= Task statement =
Exact copy, no pictures: return all the data below as written.
BEGIN Given information
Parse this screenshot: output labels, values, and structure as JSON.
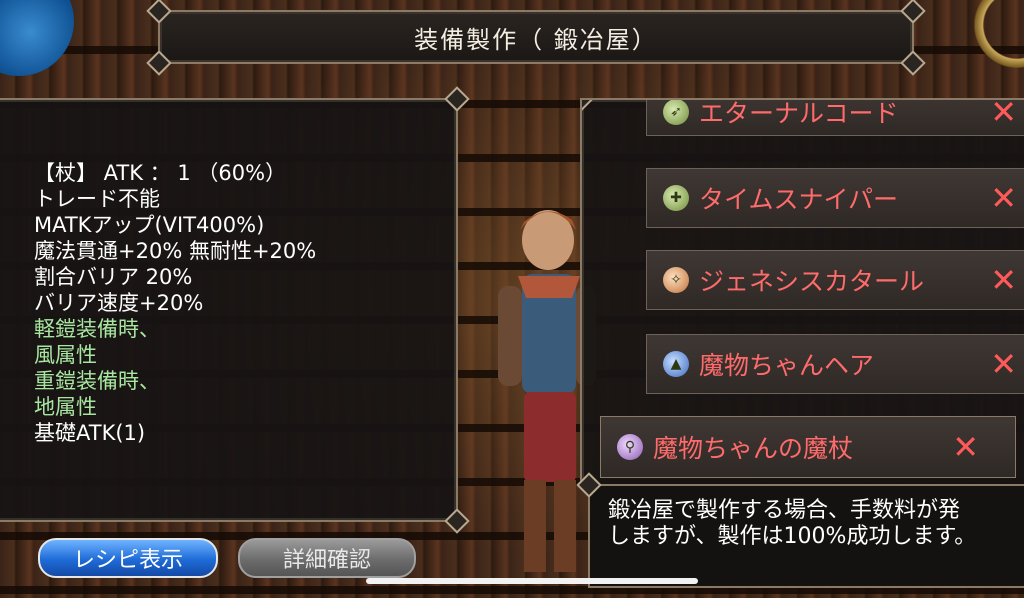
{
  "title": "装備製作（ 鍛冶屋）",
  "item_info": {
    "lines": [
      {
        "text": "【杖】 ATK ： 1 （60%）",
        "color": "white"
      },
      {
        "text": "トレード不能",
        "color": "white"
      },
      {
        "text": "MATKアップ(VIT400%)",
        "color": "white"
      },
      {
        "text": "魔法貫通+20% 無耐性+20%",
        "color": "white"
      },
      {
        "text": "割合バリア 20%",
        "color": "white"
      },
      {
        "text": "バリア速度+20%",
        "color": "white"
      },
      {
        "text": "軽鎧装備時、",
        "color": "green"
      },
      {
        "text": "風属性",
        "color": "green"
      },
      {
        "text": "重鎧装備時、",
        "color": "green"
      },
      {
        "text": "地属性",
        "color": "green"
      },
      {
        "text": "基礎ATK(1)",
        "color": "white"
      }
    ]
  },
  "recipes": [
    {
      "label": "エターナルコード",
      "icon": "bow-icon",
      "close": "✕"
    },
    {
      "label": "タイムスナイパー",
      "icon": "crossbow-icon",
      "close": "✕"
    },
    {
      "label": "ジェネシスカタール",
      "icon": "katar-icon",
      "close": "✕"
    },
    {
      "label": "魔物ちゃんヘア",
      "icon": "hat-icon",
      "close": "✕"
    },
    {
      "label": "魔物ちゃんの魔杖",
      "icon": "staff-icon",
      "close": "✕"
    }
  ],
  "message": {
    "line1": "鍛冶屋で製作する場合、手数料が発",
    "line2": "しますが、製作は100%成功します。"
  },
  "buttons": {
    "recipe": "レシピ表示",
    "detail": "詳細確認"
  },
  "colors": {
    "recipe_text": "#ff6b6b",
    "green_text": "#a8e6a0",
    "blue_button": "#1f6bd8"
  }
}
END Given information
= Answer box =
Parse this screenshot: output labels, values, and structure as JSON.
{
  "title": "装備製作（ 鍛冶屋）",
  "item_info": {
    "lines": [
      {
        "text": "【杖】 ATK ： 1 （60%）",
        "color": "white"
      },
      {
        "text": "トレード不能",
        "color": "white"
      },
      {
        "text": "MATKアップ(VIT400%)",
        "color": "white"
      },
      {
        "text": "魔法貫通+20% 無耐性+20%",
        "color": "white"
      },
      {
        "text": "割合バリア 20%",
        "color": "white"
      },
      {
        "text": "バリア速度+20%",
        "color": "white"
      },
      {
        "text": "軽鎧装備時、",
        "color": "green"
      },
      {
        "text": "風属性",
        "color": "green"
      },
      {
        "text": "重鎧装備時、",
        "color": "green"
      },
      {
        "text": "地属性",
        "color": "green"
      },
      {
        "text": "基礎ATK(1)",
        "color": "white"
      }
    ]
  },
  "recipes": [
    {
      "label": "エターナルコード",
      "icon": "bow-icon",
      "close": "✕"
    },
    {
      "label": "タイムスナイパー",
      "icon": "crossbow-icon",
      "close": "✕"
    },
    {
      "label": "ジェネシスカタール",
      "icon": "katar-icon",
      "close": "✕"
    },
    {
      "label": "魔物ちゃんヘア",
      "icon": "hat-icon",
      "close": "✕"
    },
    {
      "label": "魔物ちゃんの魔杖",
      "icon": "staff-icon",
      "close": "✕"
    }
  ],
  "message": {
    "line1": "鍛冶屋で製作する場合、手数料が発",
    "line2": "しますが、製作は100%成功します。"
  },
  "buttons": {
    "recipe": "レシピ表示",
    "detail": "詳細確認"
  },
  "colors": {
    "recipe_text": "#ff6b6b",
    "green_text": "#a8e6a0",
    "blue_button": "#1f6bd8"
  }
}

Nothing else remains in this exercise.